Here at InVision, GIFs aren’t just for goofing around — they play a powerful part in our marketing and education. Heck, we even opted to use GIFs on our home page instead of fancy code-based animations.
Eventually, people started asking, “How do you make those GIFs?” So we figured it was time to spill the beans.
1. The secret sauce
Here’s my dirty little secret: all my GIFs start as videos. I usually make them in ScreenFlow, which is also what I use for our product videos. It’s simple enough to learn quickly, but packs some pretty useful animation tools.
After I export the animation as a video file, I import it into Photoshop via File > Import > Video Frames As Layers.
Pro tip: If ScreenFlow or After Effects aren’t in your budget, create your animation in Keynote, and export it as a video. Yep, there’s finally a use for that setting.
2. Fewer colors = more fun
If you want amazing GIFs, you need to be really selective about your use of color. Not only will it play a huge part in your file size, but using less color lets you make longer, more involved GIFs that are still relatively small in file size. (For me, small is under 1MB)
3. When possible, use motion blur
Programs like ScreenFlow and After Effects let you export your video with motion blur. This not only makes your animation look more professional, but it also helps you fudge things a bit if you have to drop frames from your GIF in Photoshop for the sake of file size.
4. Be (kind of) lazy
Imagine all the other things I could have added to the GIF at the top of this post. Little tooltips with usernames on them, a cursor clicking the plus button, hovering over the faces, unveiling more tooltips and hover states. People don’t need to see everything to get the picture, so only show what you need to — your time and file size are limited.

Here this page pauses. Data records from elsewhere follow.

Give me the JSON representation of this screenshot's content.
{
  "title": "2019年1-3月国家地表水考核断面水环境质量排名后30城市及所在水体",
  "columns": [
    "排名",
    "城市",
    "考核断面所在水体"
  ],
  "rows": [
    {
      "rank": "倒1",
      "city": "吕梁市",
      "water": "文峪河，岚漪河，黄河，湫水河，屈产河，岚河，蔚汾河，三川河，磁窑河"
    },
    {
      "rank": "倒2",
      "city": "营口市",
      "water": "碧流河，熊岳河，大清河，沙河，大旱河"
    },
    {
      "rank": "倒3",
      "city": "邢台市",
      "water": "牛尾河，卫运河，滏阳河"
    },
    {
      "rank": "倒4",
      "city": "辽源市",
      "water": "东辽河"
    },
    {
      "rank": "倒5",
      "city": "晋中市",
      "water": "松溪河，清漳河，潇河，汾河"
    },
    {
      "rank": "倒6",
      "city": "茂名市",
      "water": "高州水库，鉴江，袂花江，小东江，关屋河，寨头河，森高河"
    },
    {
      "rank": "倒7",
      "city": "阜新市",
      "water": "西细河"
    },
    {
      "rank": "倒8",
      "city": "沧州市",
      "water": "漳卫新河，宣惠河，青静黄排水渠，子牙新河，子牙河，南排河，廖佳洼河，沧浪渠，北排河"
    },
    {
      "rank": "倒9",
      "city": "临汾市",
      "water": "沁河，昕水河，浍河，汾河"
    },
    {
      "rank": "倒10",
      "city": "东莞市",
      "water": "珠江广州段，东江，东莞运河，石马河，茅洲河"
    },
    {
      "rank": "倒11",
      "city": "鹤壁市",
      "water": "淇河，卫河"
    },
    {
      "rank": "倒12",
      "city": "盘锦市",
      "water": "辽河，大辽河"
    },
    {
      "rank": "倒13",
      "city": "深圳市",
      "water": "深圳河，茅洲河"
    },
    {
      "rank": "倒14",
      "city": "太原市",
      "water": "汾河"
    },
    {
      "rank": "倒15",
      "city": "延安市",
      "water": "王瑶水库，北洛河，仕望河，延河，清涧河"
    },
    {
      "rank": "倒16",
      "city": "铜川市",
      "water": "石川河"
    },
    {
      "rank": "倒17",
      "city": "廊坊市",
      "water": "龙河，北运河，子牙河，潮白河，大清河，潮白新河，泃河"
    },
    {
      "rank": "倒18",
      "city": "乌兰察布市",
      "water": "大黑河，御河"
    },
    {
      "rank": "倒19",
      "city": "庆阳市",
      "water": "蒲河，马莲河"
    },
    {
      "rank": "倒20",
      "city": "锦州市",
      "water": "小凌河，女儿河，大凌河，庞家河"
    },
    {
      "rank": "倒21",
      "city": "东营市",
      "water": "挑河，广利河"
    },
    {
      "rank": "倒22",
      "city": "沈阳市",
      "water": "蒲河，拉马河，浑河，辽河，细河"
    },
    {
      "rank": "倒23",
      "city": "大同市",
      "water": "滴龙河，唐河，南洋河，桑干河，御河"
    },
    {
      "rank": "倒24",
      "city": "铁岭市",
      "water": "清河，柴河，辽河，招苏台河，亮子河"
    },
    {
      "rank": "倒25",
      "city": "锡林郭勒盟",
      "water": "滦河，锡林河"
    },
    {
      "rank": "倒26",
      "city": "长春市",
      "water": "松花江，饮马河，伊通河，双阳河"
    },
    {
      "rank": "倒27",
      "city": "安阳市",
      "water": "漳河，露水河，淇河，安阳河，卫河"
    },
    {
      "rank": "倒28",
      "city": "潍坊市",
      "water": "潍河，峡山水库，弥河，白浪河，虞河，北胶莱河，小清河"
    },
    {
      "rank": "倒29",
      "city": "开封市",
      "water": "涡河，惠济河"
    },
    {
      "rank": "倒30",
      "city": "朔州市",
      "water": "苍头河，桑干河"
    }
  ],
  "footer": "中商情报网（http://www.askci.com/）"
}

Before you stress out about following all the tips below, just try exporting your GIF. If it’s a reasonable file size, good job! Keep doing what you’re doing. If it’s too big, try these out.
5. Drop duplicate frames
Your animation most likely pauses or rests at some point. If you look closely, you’ll notice that these moments contain a bunch of duplicate frames with a duration of 0.03 seconds. If there are 10 duplicate frames, delete 9 of them, and set the duration of that one frame to something longer, like 1 second.
If that doesn’t help, try re-importing your video, but this time select Limit To Every 2 Frames. It should cut your file size significantly.
Pro tip: It’s not a hard and fast rule, but if your GIF has over 150 frames, you’re going to have a hard time keeping your file size down.
6. Cut down on colors
When you’re saving your GIF in Photoshop, you’ll see a “colors” drop-down on your right. Play around with this. Set it as low as possible without turning your GIF into a hunk of junk.
7. Tweak your lossy
If I’m being honest, I don’t even know what lossy means. But I do know that if you set it somewhere between 1 and 10, you’ll shave off some kilobytes without killing your quality.
(Psst. Andy, this is what lossy means. Ed.)
None of this is working! Help!
If you’ve tried everything above, but just can’t seem to squash that GIF down, it’s time to take a step back. Are you trying to accomplish too much? Is there another way to achieve your goal? What if you broke it into a couple different GIFs? Like most creative products, your GIF will do better if it focuses on just one thing.
Bonus video: the super-fast making of
Pick it apart: Download the video file I made this article’s animated GIF with! (You’ll need ScreenFlow 5 to open it.)
Pro Tip: Use GIFs in your prototypes to produce some amazing transitions.
What did I miss?
Originally published at blog.invisionapp.com on December 10, 2014.